Task - The records that follow are to be repeated in full, with no pictures retained.

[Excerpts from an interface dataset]
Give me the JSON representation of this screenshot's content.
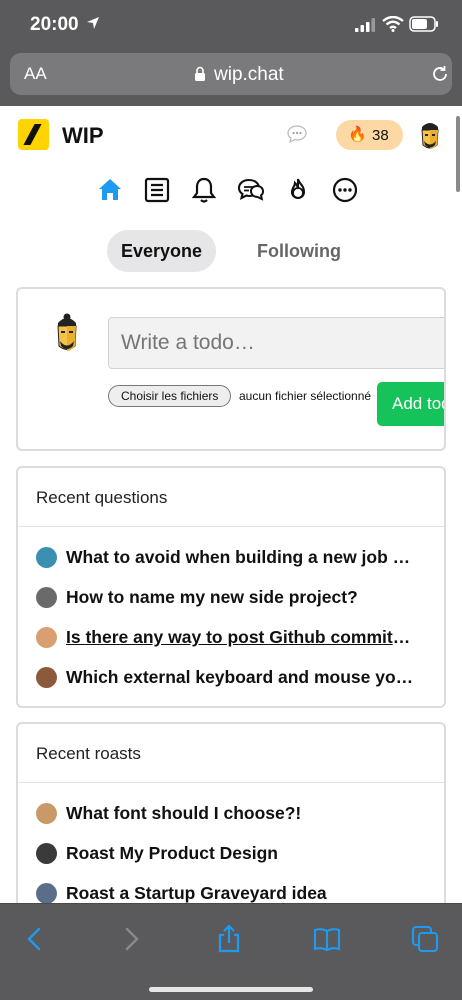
{
  "status_bar": {
    "time": "20:00"
  },
  "address_bar": {
    "text_size_label": "AA",
    "url": "wip.chat"
  },
  "header": {
    "brand": "WIP",
    "streak_count": "38",
    "streak_emoji": "🔥"
  },
  "nav": {
    "icons": [
      "home-icon",
      "todos-icon",
      "notifications-icon",
      "chat-icon",
      "streak-icon",
      "more-icon"
    ]
  },
  "feed_toggle": {
    "everyone": "Everyone",
    "following": "Following",
    "active": "Everyone"
  },
  "composer": {
    "placeholder": "Write a todo…",
    "file_button": "Choisir les fichiers",
    "file_status": "aucun fichier sélectionné",
    "submit": "Add todo"
  },
  "recent_questions": {
    "title": "Recent questions",
    "items": [
      {
        "text": "What to avoid when building a new job board",
        "avatar_color": "#3b8fb0"
      },
      {
        "text": "How to name my new side project?",
        "avatar_color": "#6a6a6a"
      },
      {
        "text": "Is there any way to post Github commits to WIP",
        "avatar_color": "#d8a070"
      },
      {
        "text": "Which external keyboard and mouse you use",
        "avatar_color": "#8a5a3a"
      }
    ]
  },
  "recent_roasts": {
    "title": "Recent roasts",
    "items": [
      {
        "text": "What font should I choose?!",
        "avatar_color": "#c89a6a"
      },
      {
        "text": "Roast My Product Design",
        "avatar_color": "#3a3a3a"
      },
      {
        "text": "Roast a Startup Graveyard idea",
        "avatar_color": "#5a6e8a"
      }
    ]
  },
  "colors": {
    "accent_blue": "#1d9bf0",
    "add_todo_green": "#16c35a",
    "brand_yellow": "#ffd400",
    "streak_bg": "#fcd9a4"
  }
}
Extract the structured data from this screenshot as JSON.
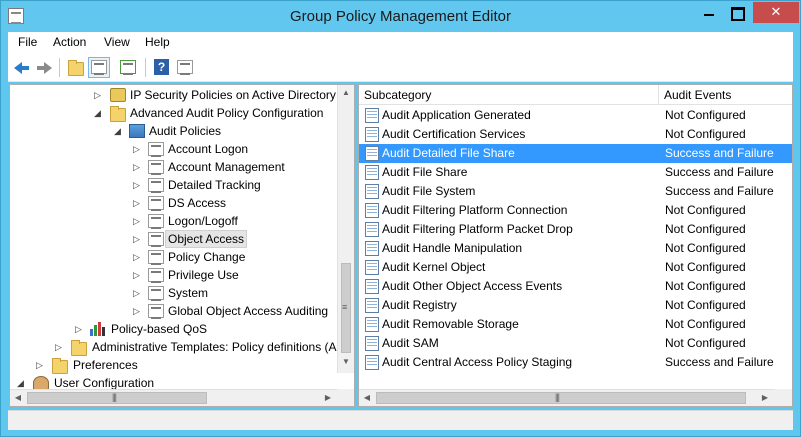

Response to this task -
Give me the JSON representation of this screenshot's content.
{
  "status_bar": {
    "time": "20:00"
  },
  "address_bar": {
    "text_size_label": "AA",
    "url": "wip.chat"
  },
  "header": {
    "brand": "WIP",
    "streak_count": "38",
    "streak_emoji": "🔥"
  },
  "nav": {
    "icons": [
      "home-icon",
      "todos-icon",
      "notifications-icon",
      "chat-icon",
      "streak-icon",
      "more-icon"
    ]
  },
  "feed_toggle": {
    "everyone": "Everyone",
    "following": "Following",
    "active": "Everyone"
  },
  "composer": {
    "placeholder": "Write a todo…",
    "file_button": "Choisir les fichiers",
    "file_status": "aucun fichier sélectionné",
    "submit": "Add todo"
  },
  "recent_questions": {
    "title": "Recent questions",
    "items": [
      {
        "text": "What to avoid when building a new job board",
        "avatar_color": "#3b8fb0"
      },
      {
        "text": "How to name my new side project?",
        "avatar_color": "#6a6a6a"
      },
      {
        "text": "Is there any way to post Github commits to WIP",
        "avatar_color": "#d8a070"
      },
      {
        "text": "Which external keyboard and mouse you use",
        "avatar_color": "#8a5a3a"
      }
    ]
  },
  "recent_roasts": {
    "title": "Recent roasts",
    "items": [
      {
        "text": "What font should I choose?!",
        "avatar_color": "#c89a6a"
      },
      {
        "text": "Roast My Product Design",
        "avatar_color": "#3a3a3a"
      },
      {
        "text": "Roast a Startup Graveyard idea",
        "avatar_color": "#5a6e8a"
      }
    ]
  },
  "colors": {
    "accent_blue": "#1d9bf0",
    "add_todo_green": "#16c35a",
    "brand_yellow": "#ffd400",
    "streak_bg": "#fcd9a4"
  }
}
Extract the structured data from this screenshot as JSON.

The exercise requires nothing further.